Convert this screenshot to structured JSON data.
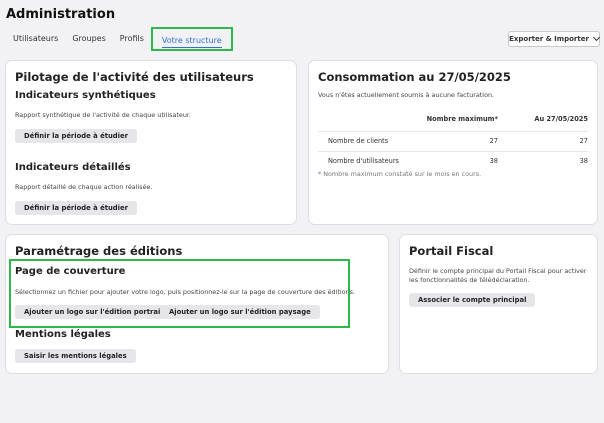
{
  "header": {
    "title": "Administration",
    "tabs": [
      "Utilisateurs",
      "Groupes",
      "Profils",
      "Votre structure"
    ],
    "export_label": "Exporter & Importer"
  },
  "pilotage": {
    "title": "Pilotage de l'activité des utilisateurs",
    "synth_title": "Indicateurs synthétiques",
    "synth_desc": "Rapport synthétique de l'activité de chaque utilisateur.",
    "synth_button": "Définir la période à étudier",
    "detail_title": "Indicateurs détaillés",
    "detail_desc": "Rapport détaillé de chaque action réalisée.",
    "detail_button": "Définir la période à étudier"
  },
  "consommation": {
    "title": "Consommation au 27/05/2025",
    "desc": "Vous n'êtes actuellement soumis à aucune facturation.",
    "columns": [
      "Nombre maximum*",
      "Au 27/05/2025"
    ],
    "rows": [
      {
        "label": "Nombre de clients",
        "max": "27",
        "current": "27"
      },
      {
        "label": "Nombre d'utilisateurs",
        "max": "38",
        "current": "38"
      }
    ],
    "footnote": "* Nombre maximum constaté sur le mois en cours."
  },
  "editions": {
    "title": "Paramétrage des éditions",
    "cover_title": "Page de couverture",
    "cover_desc": "Sélectionnez un fichier pour ajouter votre logo, puis positionnez-le sur la page de couverture des éditions.",
    "portrait_button": "Ajouter un logo sur l'édition portrait",
    "paysage_button": "Ajouter un logo sur l'édition paysage",
    "mentions_title": "Mentions légales",
    "mentions_button": "Saisir les mentions légales"
  },
  "portail": {
    "title": "Portail Fiscal",
    "desc_line1": "Définir le compte principal du Portail Fiscal pour activer",
    "desc_line2": "les fonctionnalités de télédéclaration.",
    "button": "Associer le compte principal"
  }
}
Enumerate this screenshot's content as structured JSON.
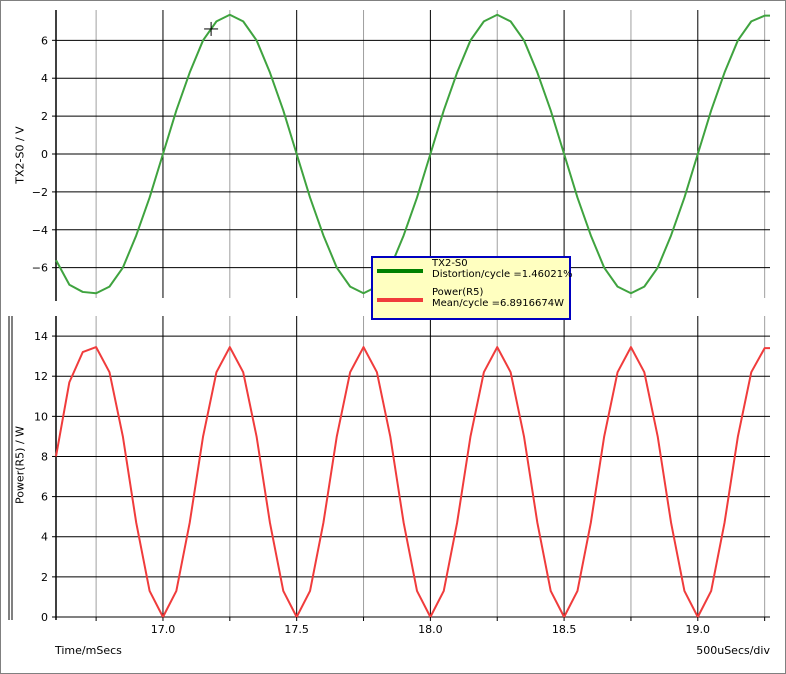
{
  "chart_data": [
    {
      "type": "line",
      "ylabel": "TX2-S0 / V",
      "ylim": [
        -7.6,
        7.6
      ],
      "xlim": [
        16.6,
        19.27
      ],
      "yticks": [
        -6,
        -4,
        -2,
        0,
        2,
        4,
        6
      ],
      "grid": true,
      "series": [
        {
          "name": "TX2-S0",
          "color": "#3fa33f",
          "x": [
            16.6,
            16.65,
            16.7,
            16.75,
            16.8,
            16.85,
            16.9,
            16.95,
            17.0,
            17.05,
            17.1,
            17.15,
            17.2,
            17.25,
            17.3,
            17.35,
            17.4,
            17.45,
            17.5,
            17.55,
            17.6,
            17.65,
            17.7,
            17.75,
            17.8,
            17.85,
            17.9,
            17.95,
            18.0,
            18.05,
            18.1,
            18.15,
            18.2,
            18.25,
            18.3,
            18.35,
            18.4,
            18.45,
            18.5,
            18.55,
            18.6,
            18.65,
            18.7,
            18.75,
            18.8,
            18.85,
            18.9,
            18.95,
            19.0,
            19.05,
            19.1,
            19.15,
            19.2,
            19.25,
            19.27
          ],
          "y": [
            -5.6,
            -6.9,
            -7.28,
            -7.35,
            -7.0,
            -6.0,
            -4.3,
            -2.3,
            0.0,
            2.3,
            4.3,
            6.0,
            7.0,
            7.35,
            7.0,
            6.0,
            4.3,
            2.3,
            0.0,
            -2.3,
            -4.3,
            -6.0,
            -7.0,
            -7.35,
            -7.0,
            -6.0,
            -4.3,
            -2.3,
            0.0,
            2.3,
            4.3,
            6.0,
            7.0,
            7.35,
            7.0,
            6.0,
            4.3,
            2.3,
            0.0,
            -2.3,
            -4.3,
            -6.0,
            -7.0,
            -7.35,
            -7.0,
            -6.0,
            -4.3,
            -2.3,
            0.0,
            2.3,
            4.3,
            6.0,
            7.0,
            7.3,
            7.3
          ]
        }
      ]
    },
    {
      "type": "line",
      "xlabel": "Time/mSecs",
      "ylabel": "Power(R5) / W",
      "ylim": [
        0,
        15
      ],
      "xlim": [
        16.6,
        19.27
      ],
      "xticks": [
        17.0,
        17.5,
        18.0,
        18.5,
        19.0
      ],
      "yticks": [
        0,
        2,
        4,
        6,
        8,
        10,
        12,
        14
      ],
      "grid": true,
      "series": [
        {
          "name": "Power(R5)",
          "color": "#f03c3c",
          "x": [
            16.6,
            16.65,
            16.7,
            16.75,
            16.8,
            16.85,
            16.9,
            16.95,
            17.0,
            17.05,
            17.1,
            17.15,
            17.2,
            17.25,
            17.3,
            17.35,
            17.4,
            17.45,
            17.5,
            17.55,
            17.6,
            17.65,
            17.7,
            17.75,
            17.8,
            17.85,
            17.9,
            17.95,
            18.0,
            18.05,
            18.1,
            18.15,
            18.2,
            18.25,
            18.3,
            18.35,
            18.4,
            18.45,
            18.5,
            18.55,
            18.6,
            18.65,
            18.7,
            18.75,
            18.8,
            18.85,
            18.9,
            18.95,
            19.0,
            19.05,
            19.1,
            19.15,
            19.2,
            19.25,
            19.27
          ],
          "y": [
            8.0,
            11.7,
            13.2,
            13.45,
            12.2,
            9.0,
            4.7,
            1.3,
            0.0,
            1.3,
            4.7,
            9.0,
            12.2,
            13.45,
            12.2,
            9.0,
            4.7,
            1.3,
            0.0,
            1.3,
            4.7,
            9.0,
            12.2,
            13.45,
            12.2,
            9.0,
            4.7,
            1.3,
            0.0,
            1.3,
            4.7,
            9.0,
            12.2,
            13.45,
            12.2,
            9.0,
            4.7,
            1.3,
            0.0,
            1.3,
            4.7,
            9.0,
            12.2,
            13.45,
            12.2,
            9.0,
            4.7,
            1.3,
            0.0,
            1.3,
            4.7,
            9.0,
            12.2,
            13.4,
            13.4
          ]
        }
      ]
    }
  ],
  "legend": {
    "entries": [
      {
        "name": "TX2-S0",
        "stat": "Distortion/cycle =1.46021%",
        "color": "#008000"
      },
      {
        "name": "Power(R5)",
        "stat": "Mean/cycle =6.8916674W",
        "color": "#f03c3c"
      }
    ]
  },
  "footer": {
    "x_label": "Time/mSecs",
    "scale_label": "500uSecs/div"
  },
  "cursor": {
    "x": 17.18,
    "y": 6.6
  }
}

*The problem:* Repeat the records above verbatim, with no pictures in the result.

*Answer space:*
Convert this screenshot to structured JSON data.
{
  "header": {
    "title": "Administration",
    "tabs": [
      "Utilisateurs",
      "Groupes",
      "Profils",
      "Votre structure"
    ],
    "export_label": "Exporter & Importer"
  },
  "pilotage": {
    "title": "Pilotage de l'activité des utilisateurs",
    "synth_title": "Indicateurs synthétiques",
    "synth_desc": "Rapport synthétique de l'activité de chaque utilisateur.",
    "synth_button": "Définir la période à étudier",
    "detail_title": "Indicateurs détaillés",
    "detail_desc": "Rapport détaillé de chaque action réalisée.",
    "detail_button": "Définir la période à étudier"
  },
  "consommation": {
    "title": "Consommation au 27/05/2025",
    "desc": "Vous n'êtes actuellement soumis à aucune facturation.",
    "columns": [
      "Nombre maximum*",
      "Au 27/05/2025"
    ],
    "rows": [
      {
        "label": "Nombre de clients",
        "max": "27",
        "current": "27"
      },
      {
        "label": "Nombre d'utilisateurs",
        "max": "38",
        "current": "38"
      }
    ],
    "footnote": "* Nombre maximum constaté sur le mois en cours."
  },
  "editions": {
    "title": "Paramétrage des éditions",
    "cover_title": "Page de couverture",
    "cover_desc": "Sélectionnez un fichier pour ajouter votre logo, puis positionnez-le sur la page de couverture des éditions.",
    "portrait_button": "Ajouter un logo sur l'édition portrait",
    "paysage_button": "Ajouter un logo sur l'édition paysage",
    "mentions_title": "Mentions légales",
    "mentions_button": "Saisir les mentions légales"
  },
  "portail": {
    "title": "Portail Fiscal",
    "desc_line1": "Définir le compte principal du Portail Fiscal pour activer",
    "desc_line2": "les fonctionnalités de télédéclaration.",
    "button": "Associer le compte principal"
  }
}
Enumerate this screenshot's content as structured JSON.
{
  "chart_data": [
    {
      "type": "line",
      "ylabel": "TX2-S0 / V",
      "ylim": [
        -7.6,
        7.6
      ],
      "xlim": [
        16.6,
        19.27
      ],
      "yticks": [
        -6,
        -4,
        -2,
        0,
        2,
        4,
        6
      ],
      "grid": true,
      "series": [
        {
          "name": "TX2-S0",
          "color": "#3fa33f",
          "x": [
            16.6,
            16.65,
            16.7,
            16.75,
            16.8,
            16.85,
            16.9,
            16.95,
            17.0,
            17.05,
            17.1,
            17.15,
            17.2,
            17.25,
            17.3,
            17.35,
            17.4,
            17.45,
            17.5,
            17.55,
            17.6,
            17.65,
            17.7,
            17.75,
            17.8,
            17.85,
            17.9,
            17.95,
            18.0,
            18.05,
            18.1,
            18.15,
            18.2,
            18.25,
            18.3,
            18.35,
            18.4,
            18.45,
            18.5,
            18.55,
            18.6,
            18.65,
            18.7,
            18.75,
            18.8,
            18.85,
            18.9,
            18.95,
            19.0,
            19.05,
            19.1,
            19.15,
            19.2,
            19.25,
            19.27
          ],
          "y": [
            -5.6,
            -6.9,
            -7.28,
            -7.35,
            -7.0,
            -6.0,
            -4.3,
            -2.3,
            0.0,
            2.3,
            4.3,
            6.0,
            7.0,
            7.35,
            7.0,
            6.0,
            4.3,
            2.3,
            0.0,
            -2.3,
            -4.3,
            -6.0,
            -7.0,
            -7.35,
            -7.0,
            -6.0,
            -4.3,
            -2.3,
            0.0,
            2.3,
            4.3,
            6.0,
            7.0,
            7.35,
            7.0,
            6.0,
            4.3,
            2.3,
            0.0,
            -2.3,
            -4.3,
            -6.0,
            -7.0,
            -7.35,
            -7.0,
            -6.0,
            -4.3,
            -2.3,
            0.0,
            2.3,
            4.3,
            6.0,
            7.0,
            7.3,
            7.3
          ]
        }
      ]
    },
    {
      "type": "line",
      "xlabel": "Time/mSecs",
      "ylabel": "Power(R5) / W",
      "ylim": [
        0,
        15
      ],
      "xlim": [
        16.6,
        19.27
      ],
      "xticks": [
        17.0,
        17.5,
        18.0,
        18.5,
        19.0
      ],
      "yticks": [
        0,
        2,
        4,
        6,
        8,
        10,
        12,
        14
      ],
      "grid": true,
      "series": [
        {
          "name": "Power(R5)",
          "color": "#f03c3c",
          "x": [
            16.6,
            16.65,
            16.7,
            16.75,
            16.8,
            16.85,
            16.9,
            16.95,
            17.0,
            17.05,
            17.1,
            17.15,
            17.2,
            17.25,
            17.3,
            17.35,
            17.4,
            17.45,
            17.5,
            17.55,
            17.6,
            17.65,
            17.7,
            17.75,
            17.8,
            17.85,
            17.9,
            17.95,
            18.0,
            18.05,
            18.1,
            18.15,
            18.2,
            18.25,
            18.3,
            18.35,
            18.4,
            18.45,
            18.5,
            18.55,
            18.6,
            18.65,
            18.7,
            18.75,
            18.8,
            18.85,
            18.9,
            18.95,
            19.0,
            19.05,
            19.1,
            19.15,
            19.2,
            19.25,
            19.27
          ],
          "y": [
            8.0,
            11.7,
            13.2,
            13.45,
            12.2,
            9.0,
            4.7,
            1.3,
            0.0,
            1.3,
            4.7,
            9.0,
            12.2,
            13.45,
            12.2,
            9.0,
            4.7,
            1.3,
            0.0,
            1.3,
            4.7,
            9.0,
            12.2,
            13.45,
            12.2,
            9.0,
            4.7,
            1.3,
            0.0,
            1.3,
            4.7,
            9.0,
            12.2,
            13.45,
            12.2,
            9.0,
            4.7,
            1.3,
            0.0,
            1.3,
            4.7,
            9.0,
            12.2,
            13.45,
            12.2,
            9.0,
            4.7,
            1.3,
            0.0,
            1.3,
            4.7,
            9.0,
            12.2,
            13.4,
            13.4
          ]
        }
      ]
    }
  ],
  "legend": {
    "entries": [
      {
        "name": "TX2-S0",
        "stat": "Distortion/cycle =1.46021%",
        "color": "#008000"
      },
      {
        "name": "Power(R5)",
        "stat": "Mean/cycle =6.8916674W",
        "color": "#f03c3c"
      }
    ]
  },
  "footer": {
    "x_label": "Time/mSecs",
    "scale_label": "500uSecs/div"
  },
  "cursor": {
    "x": 17.18,
    "y": 6.6
  }
}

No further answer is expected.